=== Source information ===
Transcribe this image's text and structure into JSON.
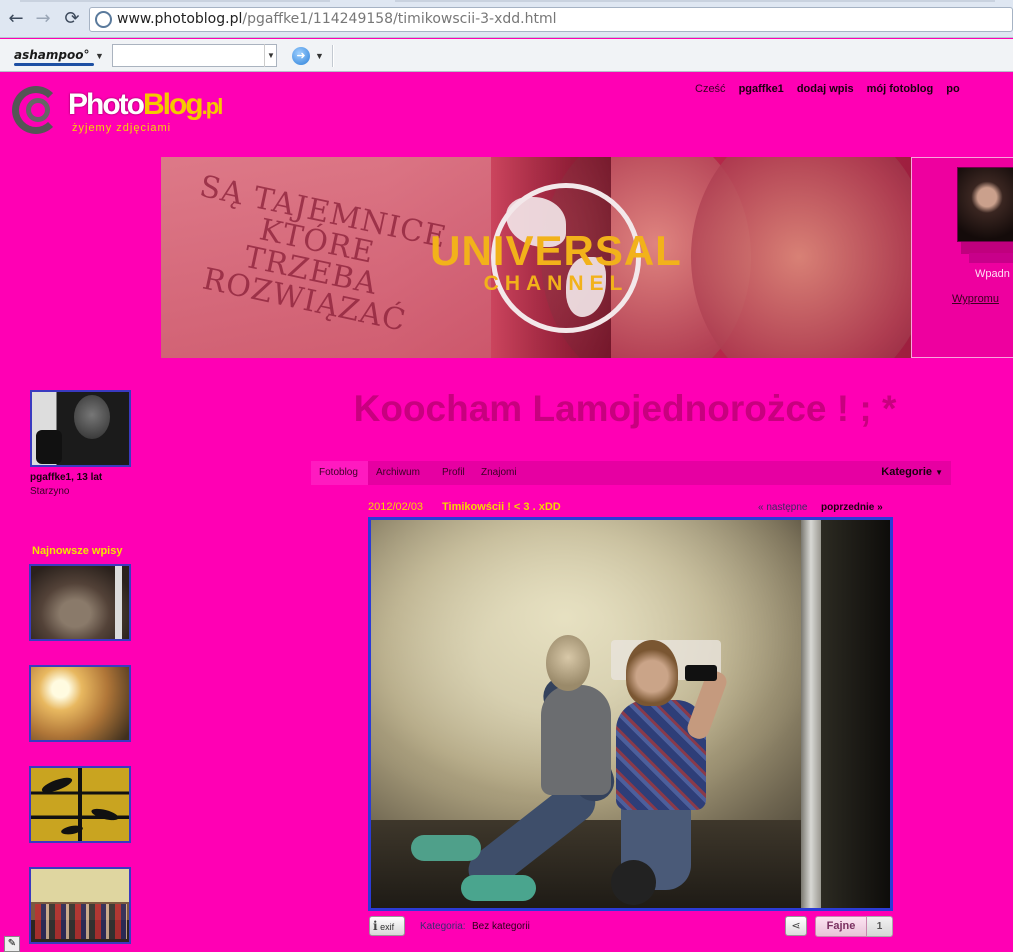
{
  "browser": {
    "back_icon": "back-arrow-icon",
    "forward_icon": "forward-arrow-icon",
    "reload_icon": "reload-icon",
    "url_host": "www.photoblog.pl",
    "url_path": "/pgaffke1/114249158/timikowscii-3-xdd.html"
  },
  "toolbar": {
    "brand": "ashampoo°",
    "search_placeholder": "",
    "go_icon": "go-arrow-icon"
  },
  "header": {
    "logo_part1": "Photo",
    "logo_part2": "Blog",
    "logo_part3": ".pl",
    "tagline": "żyjemy zdjęciami",
    "nav": {
      "greeting": "Cześć",
      "username": "pgaffke1",
      "add_entry": "dodaj wpis",
      "my_photoblog": "mój fotoblog",
      "more": "po"
    }
  },
  "banner": {
    "slogan": "SĄ TAJEMNICE KTÓRE TRZEBA ROZWIĄZAĆ",
    "brand_main": "UNIVERSAL",
    "brand_sub": "CHANNEL"
  },
  "user_panel": {
    "visit_label": "Wpadn",
    "promote_label": "Wypromu"
  },
  "sidebar": {
    "profile_name": "pgaffke1, 13 lat",
    "profile_city": "Starzyno",
    "latest_title": "Najnowsze wpisy"
  },
  "blog": {
    "title": "Koocham Lamojednorożce ! ; *",
    "menu": {
      "items": [
        "Fotoblog",
        "Archiwum",
        "Profil",
        "Znajomi"
      ],
      "categories": "Kategorie"
    },
    "entry": {
      "date": "2012/02/03",
      "title": "Timikowścii ! < 3 . xDD",
      "next": "« następne",
      "prev": "poprzednie »",
      "exif": "exif",
      "category_label": "Kategoria:",
      "category_value": "Bez kategorii",
      "like_label": "Fajne",
      "like_count": "1"
    }
  },
  "colors": {
    "page_background": "#ff00b4",
    "accent_yellow": "#f5d800",
    "title_pink": "#c8007f",
    "photo_border": "#2b3bd6"
  }
}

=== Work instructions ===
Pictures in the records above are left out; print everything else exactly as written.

=== Finished task ===
Transcribe this image's text and structure into JSON.
{
  "browser": {
    "back_icon": "back-arrow-icon",
    "forward_icon": "forward-arrow-icon",
    "reload_icon": "reload-icon",
    "url_host": "www.photoblog.pl",
    "url_path": "/pgaffke1/114249158/timikowscii-3-xdd.html"
  },
  "toolbar": {
    "brand": "ashampoo°",
    "search_placeholder": "",
    "go_icon": "go-arrow-icon"
  },
  "header": {
    "logo_part1": "Photo",
    "logo_part2": "Blog",
    "logo_part3": ".pl",
    "tagline": "żyjemy zdjęciami",
    "nav": {
      "greeting": "Cześć",
      "username": "pgaffke1",
      "add_entry": "dodaj wpis",
      "my_photoblog": "mój fotoblog",
      "more": "po"
    }
  },
  "banner": {
    "slogan": "SĄ TAJEMNICE KTÓRE TRZEBA ROZWIĄZAĆ",
    "brand_main": "UNIVERSAL",
    "brand_sub": "CHANNEL"
  },
  "user_panel": {
    "visit_label": "Wpadn",
    "promote_label": "Wypromu"
  },
  "sidebar": {
    "profile_name": "pgaffke1, 13 lat",
    "profile_city": "Starzyno",
    "latest_title": "Najnowsze wpisy"
  },
  "blog": {
    "title": "Koocham Lamojednorożce ! ; *",
    "menu": {
      "items": [
        "Fotoblog",
        "Archiwum",
        "Profil",
        "Znajomi"
      ],
      "categories": "Kategorie"
    },
    "entry": {
      "date": "2012/02/03",
      "title": "Timikowścii ! < 3 . xDD",
      "next": "« następne",
      "prev": "poprzednie »",
      "exif": "exif",
      "category_label": "Kategoria:",
      "category_value": "Bez kategorii",
      "like_label": "Fajne",
      "like_count": "1"
    }
  },
  "colors": {
    "page_background": "#ff00b4",
    "accent_yellow": "#f5d800",
    "title_pink": "#c8007f",
    "photo_border": "#2b3bd6"
  }
}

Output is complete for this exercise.